  • Power consumption regression checks
  • Core CPU Thermal regression checks
The wide range of micro benchmarks in stress-ng allow us to keep track of a range of metrics so that we can catch regressions.

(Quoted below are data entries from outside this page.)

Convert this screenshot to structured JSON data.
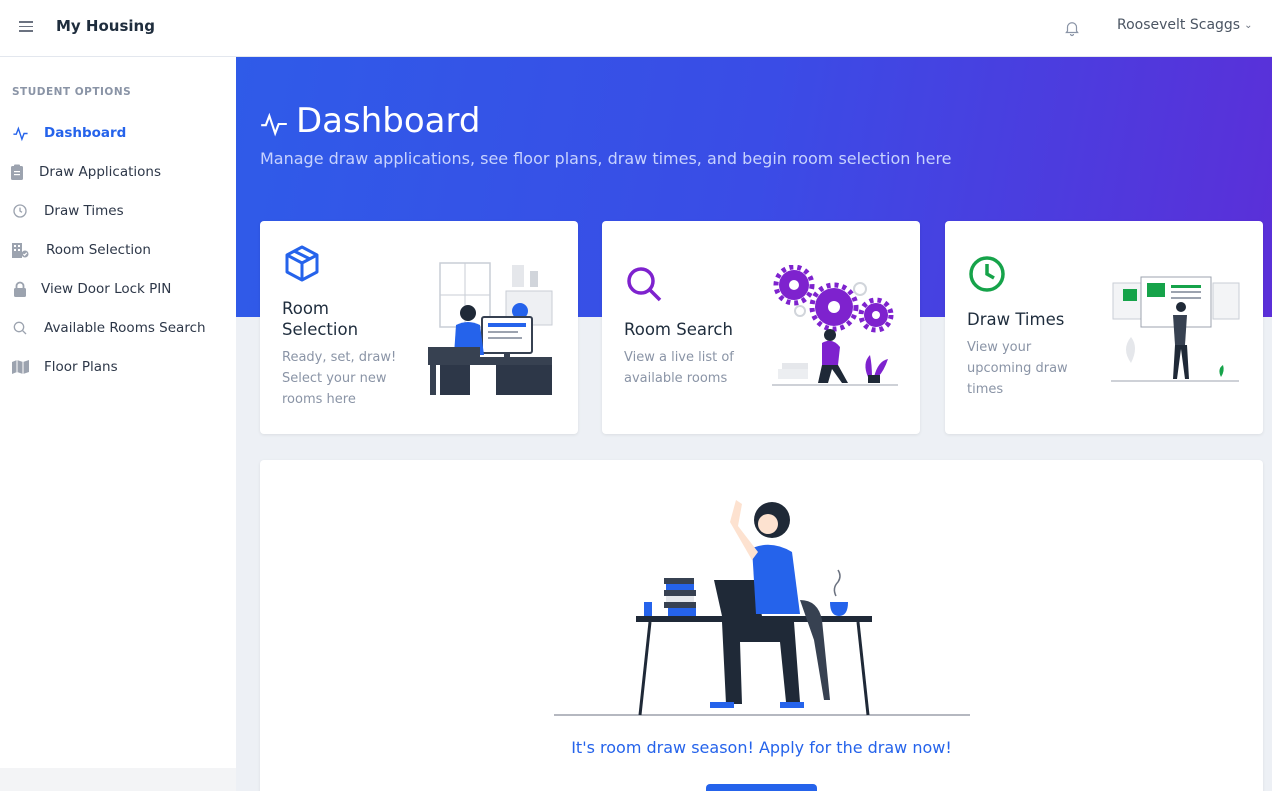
{
  "app": {
    "title": "My Housing"
  },
  "user": {
    "name": "Roosevelt Scaggs"
  },
  "sidebar": {
    "heading": "STUDENT OPTIONS",
    "items": [
      {
        "label": "Dashboard",
        "icon": "activity-icon",
        "active": true
      },
      {
        "label": "Draw Applications",
        "icon": "clipboard-icon"
      },
      {
        "label": "Draw Times",
        "icon": "clock-icon"
      },
      {
        "label": "Room Selection",
        "icon": "building-icon"
      },
      {
        "label": "View Door Lock PIN",
        "icon": "lock-icon"
      },
      {
        "label": "Available Rooms Search",
        "icon": "search-icon"
      },
      {
        "label": "Floor Plans",
        "icon": "map-icon"
      }
    ]
  },
  "hero": {
    "title": "Dashboard",
    "subtitle": "Manage draw applications, see floor plans, draw times, and begin room selection here"
  },
  "cards": [
    {
      "title_line1": "Room",
      "title_line2": "Selection",
      "desc_lines": [
        "Ready, set, draw!",
        "Select your new",
        "rooms here"
      ],
      "icon": "box-icon",
      "accent": "#2563eb"
    },
    {
      "title": "Room Search",
      "desc_lines": [
        "View a live list of",
        "available rooms"
      ],
      "icon": "search-icon",
      "accent": "#7e22ce"
    },
    {
      "title": "Draw Times",
      "desc_lines": [
        "View your",
        "upcoming draw",
        "times"
      ],
      "icon": "clock-icon",
      "accent": "#16a34a"
    }
  ],
  "banner": {
    "message": "It's room draw season! Apply for the draw now!",
    "button_label": ""
  },
  "colors": {
    "primary": "#2563eb",
    "purple": "#7e22ce",
    "green": "#16a34a"
  }
}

I've tried to focus on several aspects of stress-ng over the last last development cycle:
  • Improve per-stressor modularization. A lot of code has been moved from the core of stress-ng back into each stress test.
  • Clean up a lot of corner case bugs found when we've been testing stress-ng in production.  We exercise stress-ng on a lot of hardware and in various cloud instances, so we find occasional bugs in stress-ng.
  • Improve usability, for example, adding bash command completion.
  • Improve portability (various kernels, compilers and C libraries). It really builds on runs on a *lot* of Linux/UNIX/POSIX systems.
  • Improve kernel test coverage.  Try to exercise more kernel core functionality and reach parts other tests don't yet reach.
Over the past several days I've been running various versions of stress-ng on a gcov enabled 5.0 kernel to measure kernel test coverage with stress-ng.  As shown below, the tool has been slowly gaining more core kernel coverage over time:

With the use of gcov + lcov, I can observe where stress-ng is not currently exercising the kernel and this allows me to devise stress tests to touch these un-exercised parts.  The tool has a history of tripping kernel bugs, so I'm quite pleased it has helped us to find corners of the kernel that needed improving.

This week I released V0.09.59 of stress-ng.  Apart from the usual sets of clean up changes and bug fixes, this new release now incorporates bash command line completion to make it easier to use.  Once the 5.2 Linux kernel has been released and I'm satisfied that stress-ng covers new 5.2 features I will  probably be releasing V0.10.00. This  will be a major release milestone now that stress-ng has realized most of my original design goals.

Saturday, 5 January 2019

Kernel commits with "Fixes" Tag (revisited)

Last year I wrote about kernel commits that are tagged with the "Fixes" tag. Kernel developers use the "Fixes" tag on a bug fix commit to reference an older commit that originally introduced the bug.   The adoption of the tag has been steadily increasing since v3.12 of the kernel:

The red line shows the number of commits per release of the kernel, and the blue line shows the number of commits that contain a "Fixes" tag.

In terms of % of commits that contain the "Fixes" tag, one can see it has been steadily increasing since v3.12 and almost 12.5% of kernel commits in v4.20 are tagged this way.

The fixes tag contains the commit SHA of the commit that was fixed, so one can look up the date of the fix and of the commit being fixed and determine the time taken to fix a bug.

As one can see, a lot of issues get fixed on the first few hundred days, and some bugs take years to get fixed.  Zooming into the first hundred days of fixes the distribution looks like:


..the modal point is at day 4, I suspect these are issues that get found quickly when commits land in linux-next and are found in early testing, integration builds and static analysis.

Out of the thousands of "Fixes" tagged commits and the time to fix an issue one can determine how long it takes to fix a specific percentage of the bugs:


In the graph above, 50% of fixes are made within 151 days of the original commit, ~69% of fixes are made within a year of the original commit and ~82% of fixes are made within 2 years.  The long tail indicates that there are some bugs that take a while to be found and fixed,  the final 10% of bugs take more than 3.5 years to be found and fixed.

Comparing the time to fix issues for kernel versions v4.0, v4.10 and v4.20 for bugs that are fixed in less than 50 days we have:


... the trends are similar, however it is worth noting that more bugs are getting found and fixed a little faster in v4.10 and v4.20 than v4.0.  It will be interesting to see how these trends develop over the next few years.